Strong focus on the customer--internal and external
A plan with clear strategies and tactics
Resources
Program Training and Maintenance

Key components con’t...

Budgeting
Staffing
Evaluation
Program Training and Maintenance
A strategic training plan addresses these key areas:
Quality Awareness

Executive Education

Management Training

Technical Training

Resources

Budgeting

Staffing
Source: Juran Quality Control Handbook, Fifth Edition, 1999
Program Training and Maintenance
Main reasons why training fails: -inadequate facilities
-inadequate training materials
-poor leadership
-lack of budget

Other more subtle (but no less serious) -lack of prior participation by


reasons for failure in training: line managers
-failure to change behavior

Management plays a key role in heading off failures----must


establish policies and guidelines and communicate effectively
Program Training and Maintenance

Examples of currently available, highly effective approaches and sources

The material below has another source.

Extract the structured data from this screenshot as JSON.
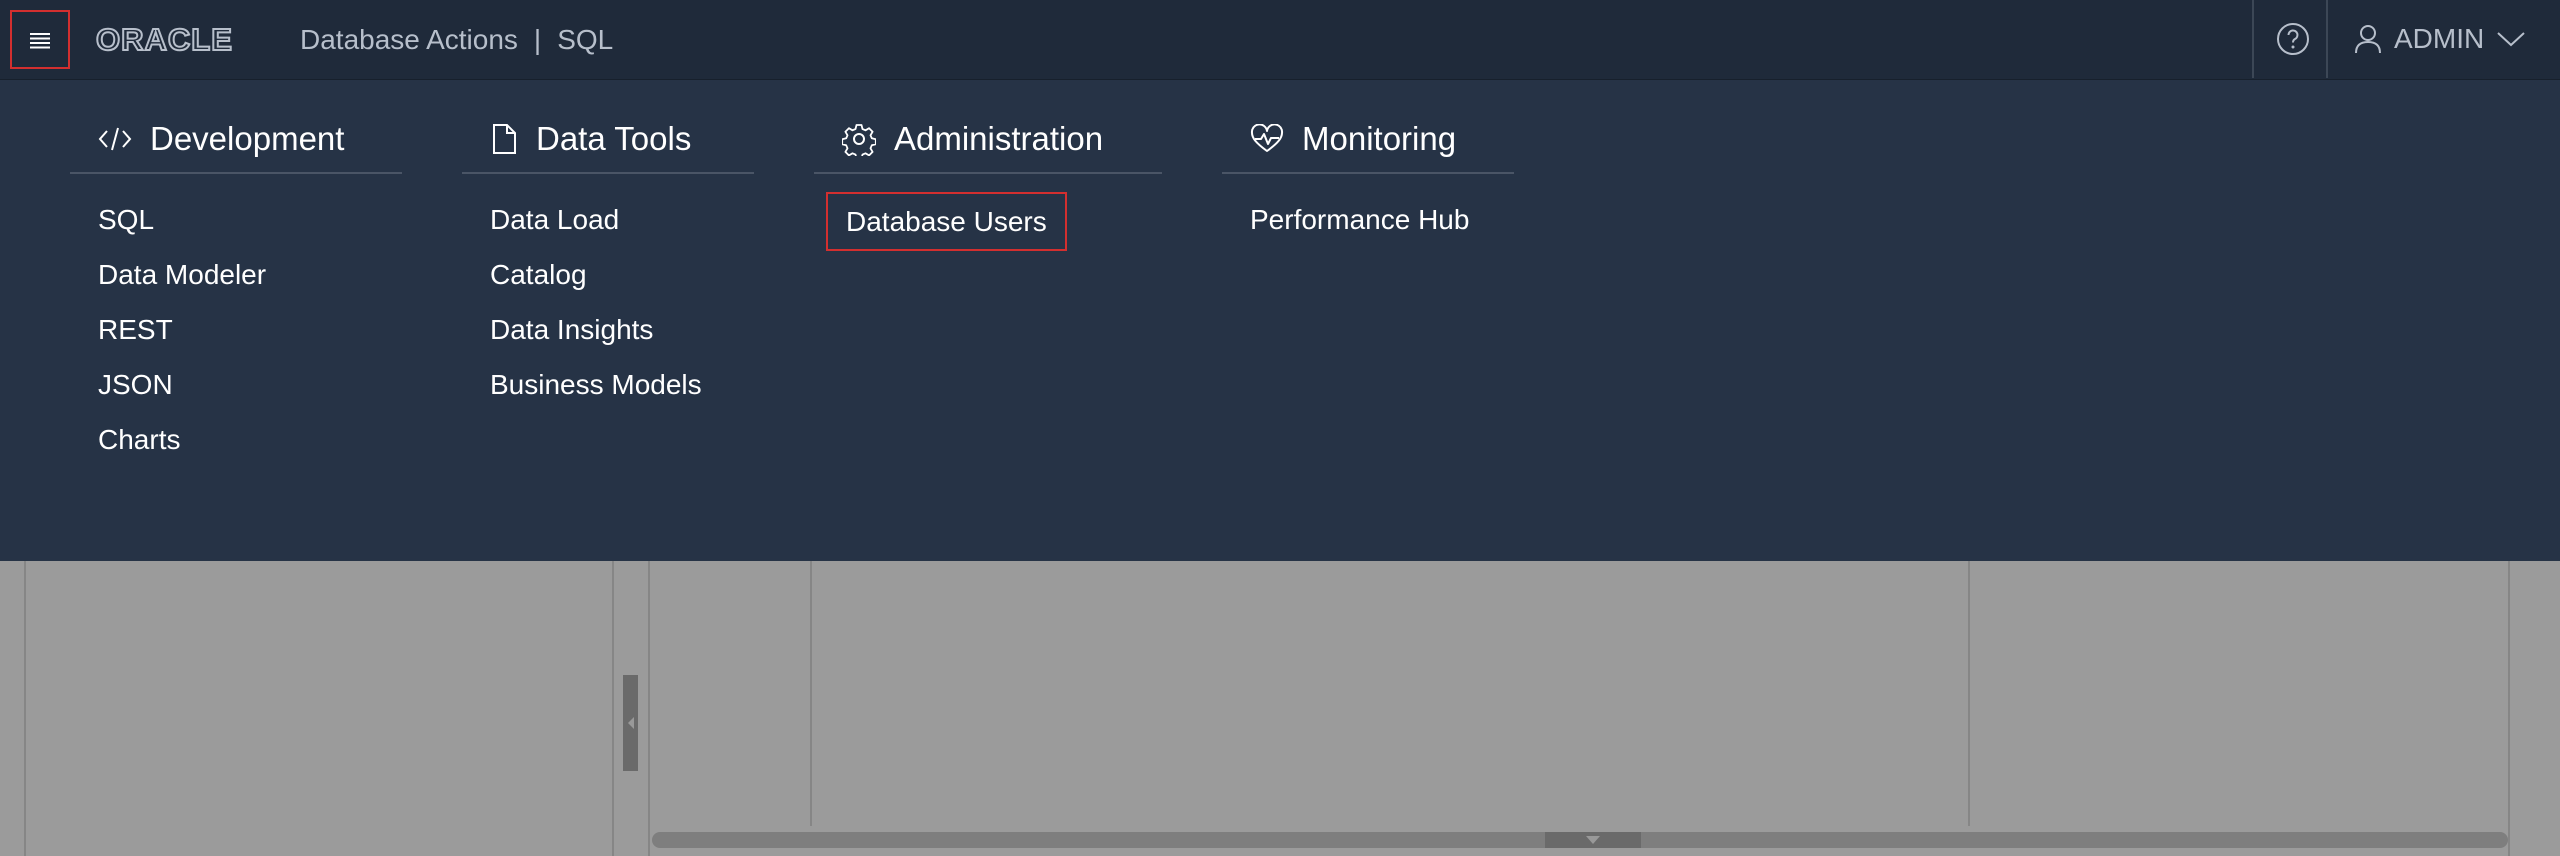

for quality-related training include:

--American Society for Quality Control


--American Society for Training and Development
--Corporate Universities (eg Motorola)
--IBM Quality Institute
--Juran Institute
--National Technological University
Program Training and Maintenance
KEYS to maintaining an effective quality program year-in
and year-out:
Full commitment from top management (Leadership by example)
Ongoing training and professional development; encourage employees to
participate in the process

Access to the needed resources and given TOP priority


Take no shortcuts to quality
Set quality goals, review progress, give recognition, and communicate,
communicate, communicate!
Questions ?